Give the records again exactly, with every character kept.

*** Opening of RECORDS TO PROCESS ***

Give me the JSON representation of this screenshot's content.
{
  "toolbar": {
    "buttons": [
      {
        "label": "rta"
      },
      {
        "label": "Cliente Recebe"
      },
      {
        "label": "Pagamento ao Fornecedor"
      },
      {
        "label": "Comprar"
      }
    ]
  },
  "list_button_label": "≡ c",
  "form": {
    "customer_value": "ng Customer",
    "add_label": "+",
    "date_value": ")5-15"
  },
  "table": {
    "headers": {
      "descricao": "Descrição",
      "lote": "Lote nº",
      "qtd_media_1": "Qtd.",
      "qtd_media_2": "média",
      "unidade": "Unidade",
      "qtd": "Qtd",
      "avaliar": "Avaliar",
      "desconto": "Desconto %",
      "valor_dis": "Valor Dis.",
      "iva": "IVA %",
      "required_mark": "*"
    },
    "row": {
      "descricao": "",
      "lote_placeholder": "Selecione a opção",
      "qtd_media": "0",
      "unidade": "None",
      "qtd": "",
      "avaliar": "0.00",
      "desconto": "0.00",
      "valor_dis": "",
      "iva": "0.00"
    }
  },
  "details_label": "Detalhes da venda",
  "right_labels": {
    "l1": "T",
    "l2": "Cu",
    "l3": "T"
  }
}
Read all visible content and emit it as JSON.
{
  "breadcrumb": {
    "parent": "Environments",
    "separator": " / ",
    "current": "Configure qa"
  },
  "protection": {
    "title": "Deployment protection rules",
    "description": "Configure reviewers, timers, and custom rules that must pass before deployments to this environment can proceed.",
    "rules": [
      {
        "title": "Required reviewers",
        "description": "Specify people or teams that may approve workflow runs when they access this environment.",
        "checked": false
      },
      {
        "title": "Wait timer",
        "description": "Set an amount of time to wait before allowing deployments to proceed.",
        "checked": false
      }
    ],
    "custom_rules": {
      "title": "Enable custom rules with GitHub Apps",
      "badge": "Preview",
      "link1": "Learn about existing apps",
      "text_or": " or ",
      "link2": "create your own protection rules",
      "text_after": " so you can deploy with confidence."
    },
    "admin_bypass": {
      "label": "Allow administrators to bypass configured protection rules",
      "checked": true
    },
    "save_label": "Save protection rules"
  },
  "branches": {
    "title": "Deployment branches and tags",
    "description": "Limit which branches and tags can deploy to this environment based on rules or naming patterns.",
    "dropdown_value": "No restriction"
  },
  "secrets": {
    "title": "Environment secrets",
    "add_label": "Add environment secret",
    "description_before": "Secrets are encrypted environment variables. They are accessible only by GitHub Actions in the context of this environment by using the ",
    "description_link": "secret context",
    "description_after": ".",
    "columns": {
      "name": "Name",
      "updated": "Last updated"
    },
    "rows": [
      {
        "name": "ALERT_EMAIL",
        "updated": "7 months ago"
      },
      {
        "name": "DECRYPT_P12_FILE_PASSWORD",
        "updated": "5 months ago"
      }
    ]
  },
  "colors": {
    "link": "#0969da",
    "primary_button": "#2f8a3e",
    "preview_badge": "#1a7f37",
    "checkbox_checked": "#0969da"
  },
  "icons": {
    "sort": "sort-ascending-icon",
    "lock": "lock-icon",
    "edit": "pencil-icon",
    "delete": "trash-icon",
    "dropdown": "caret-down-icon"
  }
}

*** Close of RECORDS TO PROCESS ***

RESPONSE AREA:
Give me the JSON representation of this screenshot's content.
{
  "toolbar": {
    "buttons": [
      {
        "label": "rta"
      },
      {
        "label": "Cliente Recebe"
      },
      {
        "label": "Pagamento ao Fornecedor"
      },
      {
        "label": "Comprar"
      }
    ]
  },
  "list_button_label": "≡ c",
  "form": {
    "customer_value": "ng Customer",
    "add_label": "+",
    "date_value": ")5-15"
  },
  "table": {
    "headers": {
      "descricao": "Descrição",
      "lote": "Lote nº",
      "qtd_media_1": "Qtd.",
      "qtd_media_2": "média",
      "unidade": "Unidade",
      "qtd": "Qtd",
      "avaliar": "Avaliar",
      "desconto": "Desconto %",
      "valor_dis": "Valor Dis.",
      "iva": "IVA %",
      "required_mark": "*"
    },
    "row": {
      "descricao": "",
      "lote_placeholder": "Selecione a opção",
      "qtd_media": "0",
      "unidade": "None",
      "qtd": "",
      "avaliar": "0.00",
      "desconto": "0.00",
      "valor_dis": "",
      "iva": "0.00"
    }
  },
  "details_label": "Detalhes da venda",
  "right_labels": {
    "l1": "T",
    "l2": "Cu",
    "l3": "T"
  }
}
Read all visible content and emit it as JSON.
{
  "breadcrumb": {
    "parent": "Environments",
    "separator": " / ",
    "current": "Configure qa"
  },
  "protection": {
    "title": "Deployment protection rules",
    "description": "Configure reviewers, timers, and custom rules that must pass before deployments to this environment can proceed.",
    "rules": [
      {
        "title": "Required reviewers",
        "description": "Specify people or teams that may approve workflow runs when they access this environment.",
        "checked": false
      },
      {
        "title": "Wait timer",
        "description": "Set an amount of time to wait before allowing deployments to proceed.",
        "checked": false
      }
    ],
    "custom_rules": {
      "title": "Enable custom rules with GitHub Apps",
      "badge": "Preview",
      "link1": "Learn about existing apps",
      "text_or": " or ",
      "link2": "create your own protection rules",
      "text_after": " so you can deploy with confidence."
    },
    "admin_bypass": {
      "label": "Allow administrators to bypass configured protection rules",
      "checked": true
    },
    "save_label": "Save protection rules"
  },
  "branches": {
    "title": "Deployment branches and tags",
    "description": "Limit which branches and tags can deploy to this environment based on rules or naming patterns.",
    "dropdown_value": "No restriction"
  },
  "secrets": {
    "title": "Environment secrets",
    "add_label": "Add environment secret",
    "description_before": "Secrets are encrypted environment variables. They are accessible only by GitHub Actions in the context of this environment by using the ",
    "description_link": "secret context",
    "description_after": ".",
    "columns": {
      "name": "Name",
      "updated": "Last updated"
    },
    "rows": [
      {
        "name": "ALERT_EMAIL",
        "updated": "7 months ago"
      },
      {
        "name": "DECRYPT_P12_FILE_PASSWORD",
        "updated": "5 months ago"
      }
    ]
  },
  "colors": {
    "link": "#0969da",
    "primary_button": "#2f8a3e",
    "preview_badge": "#1a7f37",
    "checkbox_checked": "#0969da"
  },
  "icons": {
    "sort": "sort-ascending-icon",
    "lock": "lock-icon",
    "edit": "pencil-icon",
    "delete": "trash-icon",
    "dropdown": "caret-down-icon"
  }
}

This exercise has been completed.